* Problem to work on
The response should be an exact repetition of all the entries.

* Provided information
╭──
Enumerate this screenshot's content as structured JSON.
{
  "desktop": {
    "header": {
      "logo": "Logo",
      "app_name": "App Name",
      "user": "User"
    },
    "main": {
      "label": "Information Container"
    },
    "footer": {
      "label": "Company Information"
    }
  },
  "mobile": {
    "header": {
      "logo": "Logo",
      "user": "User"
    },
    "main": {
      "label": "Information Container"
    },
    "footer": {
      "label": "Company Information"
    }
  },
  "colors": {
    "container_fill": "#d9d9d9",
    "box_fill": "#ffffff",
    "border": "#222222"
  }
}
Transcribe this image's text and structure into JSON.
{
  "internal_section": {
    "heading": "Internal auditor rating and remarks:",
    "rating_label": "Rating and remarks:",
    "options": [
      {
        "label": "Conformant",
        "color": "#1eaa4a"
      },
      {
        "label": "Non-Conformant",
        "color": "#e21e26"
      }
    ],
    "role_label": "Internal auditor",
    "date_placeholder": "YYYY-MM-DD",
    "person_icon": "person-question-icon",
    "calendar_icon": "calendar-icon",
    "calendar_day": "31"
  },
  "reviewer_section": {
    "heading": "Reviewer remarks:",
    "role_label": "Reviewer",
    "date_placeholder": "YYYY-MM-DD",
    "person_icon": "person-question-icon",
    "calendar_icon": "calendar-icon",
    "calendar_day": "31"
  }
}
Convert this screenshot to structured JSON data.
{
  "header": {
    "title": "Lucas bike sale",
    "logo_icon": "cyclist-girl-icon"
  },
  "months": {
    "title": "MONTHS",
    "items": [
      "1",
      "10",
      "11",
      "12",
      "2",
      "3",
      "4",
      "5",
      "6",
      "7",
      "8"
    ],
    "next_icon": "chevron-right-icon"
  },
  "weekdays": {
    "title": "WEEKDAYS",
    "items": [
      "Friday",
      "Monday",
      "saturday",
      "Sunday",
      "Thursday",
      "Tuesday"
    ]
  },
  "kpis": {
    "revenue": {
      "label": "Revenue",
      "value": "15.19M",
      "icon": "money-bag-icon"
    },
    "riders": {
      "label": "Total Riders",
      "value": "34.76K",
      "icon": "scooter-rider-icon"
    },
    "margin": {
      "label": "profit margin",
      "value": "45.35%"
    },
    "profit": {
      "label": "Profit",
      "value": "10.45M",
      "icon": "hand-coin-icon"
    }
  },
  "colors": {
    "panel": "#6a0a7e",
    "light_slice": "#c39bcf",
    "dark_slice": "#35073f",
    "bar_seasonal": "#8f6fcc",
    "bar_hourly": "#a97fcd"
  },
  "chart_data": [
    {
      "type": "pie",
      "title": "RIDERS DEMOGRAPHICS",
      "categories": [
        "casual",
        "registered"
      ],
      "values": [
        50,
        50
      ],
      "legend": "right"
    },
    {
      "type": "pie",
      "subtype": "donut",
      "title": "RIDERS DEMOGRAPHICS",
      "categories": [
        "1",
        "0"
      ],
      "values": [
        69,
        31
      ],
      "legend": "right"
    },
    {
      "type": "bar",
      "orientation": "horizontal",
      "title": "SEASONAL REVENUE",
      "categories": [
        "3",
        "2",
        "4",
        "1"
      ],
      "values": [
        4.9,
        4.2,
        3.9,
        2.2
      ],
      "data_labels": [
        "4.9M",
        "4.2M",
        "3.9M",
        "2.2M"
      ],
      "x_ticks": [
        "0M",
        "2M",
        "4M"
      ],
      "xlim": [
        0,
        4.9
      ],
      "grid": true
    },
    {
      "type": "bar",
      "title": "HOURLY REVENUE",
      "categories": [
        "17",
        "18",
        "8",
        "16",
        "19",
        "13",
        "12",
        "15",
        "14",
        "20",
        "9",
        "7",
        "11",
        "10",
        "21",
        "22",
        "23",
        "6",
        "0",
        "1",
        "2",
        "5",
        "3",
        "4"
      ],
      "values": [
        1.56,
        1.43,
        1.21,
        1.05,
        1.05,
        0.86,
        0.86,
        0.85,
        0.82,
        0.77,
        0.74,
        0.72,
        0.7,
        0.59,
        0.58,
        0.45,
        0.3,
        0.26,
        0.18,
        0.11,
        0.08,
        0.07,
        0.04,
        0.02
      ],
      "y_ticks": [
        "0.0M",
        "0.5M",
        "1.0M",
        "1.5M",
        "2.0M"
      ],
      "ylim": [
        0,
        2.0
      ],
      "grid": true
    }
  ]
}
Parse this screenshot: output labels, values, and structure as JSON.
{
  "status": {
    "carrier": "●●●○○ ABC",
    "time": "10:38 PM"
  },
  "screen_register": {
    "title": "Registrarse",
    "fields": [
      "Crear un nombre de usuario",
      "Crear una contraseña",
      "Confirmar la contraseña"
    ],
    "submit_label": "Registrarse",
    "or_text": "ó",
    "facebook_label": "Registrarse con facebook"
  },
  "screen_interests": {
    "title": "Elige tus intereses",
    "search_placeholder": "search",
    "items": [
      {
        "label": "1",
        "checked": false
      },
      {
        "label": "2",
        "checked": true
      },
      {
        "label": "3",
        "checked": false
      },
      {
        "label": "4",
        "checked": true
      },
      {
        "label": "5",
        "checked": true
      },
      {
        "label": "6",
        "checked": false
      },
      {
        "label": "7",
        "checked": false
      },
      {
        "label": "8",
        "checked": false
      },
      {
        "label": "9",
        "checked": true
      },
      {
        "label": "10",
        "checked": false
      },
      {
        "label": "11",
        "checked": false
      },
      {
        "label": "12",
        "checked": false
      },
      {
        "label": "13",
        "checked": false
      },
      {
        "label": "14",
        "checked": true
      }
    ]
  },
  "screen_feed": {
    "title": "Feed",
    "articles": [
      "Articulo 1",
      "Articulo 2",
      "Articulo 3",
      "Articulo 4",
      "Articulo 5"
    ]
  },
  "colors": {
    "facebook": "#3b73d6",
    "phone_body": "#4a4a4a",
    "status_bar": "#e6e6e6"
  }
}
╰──
* Answer space
Enumerate this screenshot's content as structured JSON.
{
  "desktop": {
    "header": {
      "logo": "Logo",
      "app_name": "App Name",
      "user": "User"
    },
    "main": {
      "label": "Information Container"
    },
    "footer": {
      "label": "Company Information"
    }
  },
  "mobile": {
    "header": {
      "logo": "Logo",
      "user": "User"
    },
    "main": {
      "label": "Information Container"
    },
    "footer": {
      "label": "Company Information"
    }
  },
  "colors": {
    "container_fill": "#d9d9d9",
    "box_fill": "#ffffff",
    "border": "#222222"
  }
}
Transcribe this image's text and structure into JSON.
{
  "internal_section": {
    "heading": "Internal auditor rating and remarks:",
    "rating_label": "Rating and remarks:",
    "options": [
      {
        "label": "Conformant",
        "color": "#1eaa4a"
      },
      {
        "label": "Non-Conformant",
        "color": "#e21e26"
      }
    ],
    "role_label": "Internal auditor",
    "date_placeholder": "YYYY-MM-DD",
    "person_icon": "person-question-icon",
    "calendar_icon": "calendar-icon",
    "calendar_day": "31"
  },
  "reviewer_section": {
    "heading": "Reviewer remarks:",
    "role_label": "Reviewer",
    "date_placeholder": "YYYY-MM-DD",
    "person_icon": "person-question-icon",
    "calendar_icon": "calendar-icon",
    "calendar_day": "31"
  }
}
Convert this screenshot to structured JSON data.
{
  "header": {
    "title": "Lucas bike sale",
    "logo_icon": "cyclist-girl-icon"
  },
  "months": {
    "title": "MONTHS",
    "items": [
      "1",
      "10",
      "11",
      "12",
      "2",
      "3",
      "4",
      "5",
      "6",
      "7",
      "8"
    ],
    "next_icon": "chevron-right-icon"
  },
  "weekdays": {
    "title": "WEEKDAYS",
    "items": [
      "Friday",
      "Monday",
      "saturday",
      "Sunday",
      "Thursday",
      "Tuesday"
    ]
  },
  "kpis": {
    "revenue": {
      "label": "Revenue",
      "value": "15.19M",
      "icon": "money-bag-icon"
    },
    "riders": {
      "label": "Total Riders",
      "value": "34.76K",
      "icon": "scooter-rider-icon"
    },
    "margin": {
      "label": "profit margin",
      "value": "45.35%"
    },
    "profit": {
      "label": "Profit",
      "value": "10.45M",
      "icon": "hand-coin-icon"
    }
  },
  "colors": {
    "panel": "#6a0a7e",
    "light_slice": "#c39bcf",
    "dark_slice": "#35073f",
    "bar_seasonal": "#8f6fcc",
    "bar_hourly": "#a97fcd"
  },
  "chart_data": [
    {
      "type": "pie",
      "title": "RIDERS DEMOGRAPHICS",
      "categories": [
        "casual",
        "registered"
      ],
      "values": [
        50,
        50
      ],
      "legend": "right"
    },
    {
      "type": "pie",
      "subtype": "donut",
      "title": "RIDERS DEMOGRAPHICS",
      "categories": [
        "1",
        "0"
      ],
      "values": [
        69,
        31
      ],
      "legend": "right"
    },
    {
      "type": "bar",
      "orientation": "horizontal",
      "title": "SEASONAL REVENUE",
      "categories": [
        "3",
        "2",
        "4",
        "1"
      ],
      "values": [
        4.9,
        4.2,
        3.9,
        2.2
      ],
      "data_labels": [
        "4.9M",
        "4.2M",
        "3.9M",
        "2.2M"
      ],
      "x_ticks": [
        "0M",
        "2M",
        "4M"
      ],
      "xlim": [
        0,
        4.9
      ],
      "grid": true
    },
    {
      "type": "bar",
      "title": "HOURLY REVENUE",
      "categories": [
        "17",
        "18",
        "8",
        "16",
        "19",
        "13",
        "12",
        "15",
        "14",
        "20",
        "9",
        "7",
        "11",
        "10",
        "21",
        "22",
        "23",
        "6",
        "0",
        "1",
        "2",
        "5",
        "3",
        "4"
      ],
      "values": [
        1.56,
        1.43,
        1.21,
        1.05,
        1.05,
        0.86,
        0.86,
        0.85,
        0.82,
        0.77,
        0.74,
        0.72,
        0.7,
        0.59,
        0.58,
        0.45,
        0.3,
        0.26,
        0.18,
        0.11,
        0.08,
        0.07,
        0.04,
        0.02
      ],
      "y_ticks": [
        "0.0M",
        "0.5M",
        "1.0M",
        "1.5M",
        "2.0M"
      ],
      "ylim": [
        0,
        2.0
      ],
      "grid": true
    }
  ]
}
Parse this screenshot: output labels, values, and structure as JSON.
{
  "status": {
    "carrier": "●●●○○ ABC",
    "time": "10:38 PM"
  },
  "screen_register": {
    "title": "Registrarse",
    "fields": [
      "Crear un nombre de usuario",
      "Crear una contraseña",
      "Confirmar la contraseña"
    ],
    "submit_label": "Registrarse",
    "or_text": "ó",
    "facebook_label": "Registrarse con facebook"
  },
  "screen_interests": {
    "title": "Elige tus intereses",
    "search_placeholder": "search",
    "items": [
      {
        "label": "1",
        "checked": false
      },
      {
        "label": "2",
        "checked": true
      },
      {
        "label": "3",
        "checked": false
      },
      {
        "label": "4",
        "checked": true
      },
      {
        "label": "5",
        "checked": true
      },
      {
        "label": "6",
        "checked": false
      },
      {
        "label": "7",
        "checked": false
      },
      {
        "label": "8",
        "checked": false
      },
      {
        "label": "9",
        "checked": true
      },
      {
        "label": "10",
        "checked": false
      },
      {
        "label": "11",
        "checked": false
      },
      {
        "label": "12",
        "checked": false
      },
      {
        "label": "13",
        "checked": false
      },
      {
        "label": "14",
        "checked": true
      }
    ]
  },
  "screen_feed": {
    "title": "Feed",
    "articles": [
      "Articulo 1",
      "Articulo 2",
      "Articulo 3",
      "Articulo 4",
      "Articulo 5"
    ]
  },
  "colors": {
    "facebook": "#3b73d6",
    "phone_body": "#4a4a4a",
    "status_bar": "#e6e6e6"
  }
}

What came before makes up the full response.